Psychology 2 8%
Other 4 15%
Unknown 4 15%

Attention Score in Context

This research output has an Altmetric Attention Score of 9. This is our high-level measure of the quality and quantity of online attention that it has received. This Attention Score, as well as the ranking and number of research outputs shown below, was calculated when the research output was last mentioned on 02 December 2016.
All research outputs
#1,040,967
of 8,713,305 outputs
Outputs from Philosophy, Ethics, and Humanities in Medicine
#66
of 152 outputs
Outputs of similar age
#50,769
of 298,887 outputs
Outputs of similar age from Philosophy, Ethics, and Humanities in Medicine
#1
of 1 outputs
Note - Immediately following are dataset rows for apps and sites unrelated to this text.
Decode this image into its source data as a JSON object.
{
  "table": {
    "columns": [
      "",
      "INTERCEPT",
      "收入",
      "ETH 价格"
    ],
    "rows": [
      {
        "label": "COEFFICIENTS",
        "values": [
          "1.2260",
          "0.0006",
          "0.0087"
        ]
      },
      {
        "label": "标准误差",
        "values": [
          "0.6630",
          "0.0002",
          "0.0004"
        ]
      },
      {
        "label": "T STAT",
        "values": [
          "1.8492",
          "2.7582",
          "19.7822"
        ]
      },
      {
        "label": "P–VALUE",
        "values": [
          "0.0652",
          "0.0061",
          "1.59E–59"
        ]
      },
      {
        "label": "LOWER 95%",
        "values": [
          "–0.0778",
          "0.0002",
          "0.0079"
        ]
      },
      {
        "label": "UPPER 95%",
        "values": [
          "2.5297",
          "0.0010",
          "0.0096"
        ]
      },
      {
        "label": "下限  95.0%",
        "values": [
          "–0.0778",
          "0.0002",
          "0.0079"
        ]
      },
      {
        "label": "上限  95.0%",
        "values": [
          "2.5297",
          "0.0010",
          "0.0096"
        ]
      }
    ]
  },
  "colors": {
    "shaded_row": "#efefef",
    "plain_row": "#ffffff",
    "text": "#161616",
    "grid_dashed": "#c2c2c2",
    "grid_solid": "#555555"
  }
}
Altmetric has tracked 8,713,305 research outputs across all sources so far. Compared to these this one has done well and is in the 87th percentile: it's in the top 25% of all research outputs ever tracked by Altmetric.
So far Altmetric has tracked 152 research outputs from this source. They typically receive a lot more attention than average, with a mean Attention Score of 12.1. This one has gotten more attention than average, scoring higher than 55% of its peers.
Older research outputs will score higher simply because they've had more time to accumulate mentions. To account for age we can compare this Altmetric Attention Score to the 298,887 tracked outputs that were published within six weeks on either side of this one in any source. This one has done well, scoring higher than 82% of its contemporaries.
We're also able to compare this research output to 1 others from the same source and published within six weeks on either side of this one. This one has scored higher than all of them